The real problem is there is not yet an effective drug-testing device on the market that has the ability to differentiate between marijuana “use” and “impairment.”
There is speculation, however, that a company called Hound Labs is on the verge of bringing a legitimate testing device to market.
Silicon Valley’s Benchmark Capital, the venture capital firm that predicted the success of Uber and Dropbox, recently invested $8 million to get the company’s marijuana breathalyzer up and running.
“Our ability to measure THC in breath really should shift the national dialogue from one about simply detecting if THC is in someone’s body to a conversation where standards can be developed that reflect actual impairment,” Hound Labs said in a press release.

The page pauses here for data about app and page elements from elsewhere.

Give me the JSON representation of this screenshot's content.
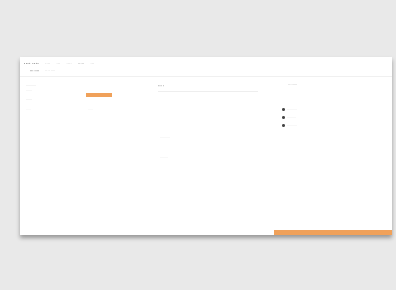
{
  "topbar": {
    "logo": "···· ····",
    "nav": [
      "····",
      "···",
      "····",
      "·····",
      "···"
    ]
  },
  "subbar": {
    "title": "··· ····",
    "crumbs": [
      "···· ····"
    ]
  },
  "left_panel": {
    "rows": [
      "··········",
      "······",
      "······",
      "·····",
      "·····"
    ],
    "accent_label": ""
  },
  "mid_panel": {
    "title": "··· ·",
    "rows": [
      "··········",
      "········"
    ]
  },
  "right_panel": {
    "title": "········",
    "legend": [
      "··········",
      "·········",
      "··········"
    ]
  },
  "bottom": {
    "action_label": ""
  },
  "colors": {
    "accent": "#f0a15a"
  }
}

Ultimately, more states need to impose protections for workers at risk of being tossed into the unemployment line because of medical marijuana use. But the situation is not expected to change much until the federal government steps up and makes a change to national policies.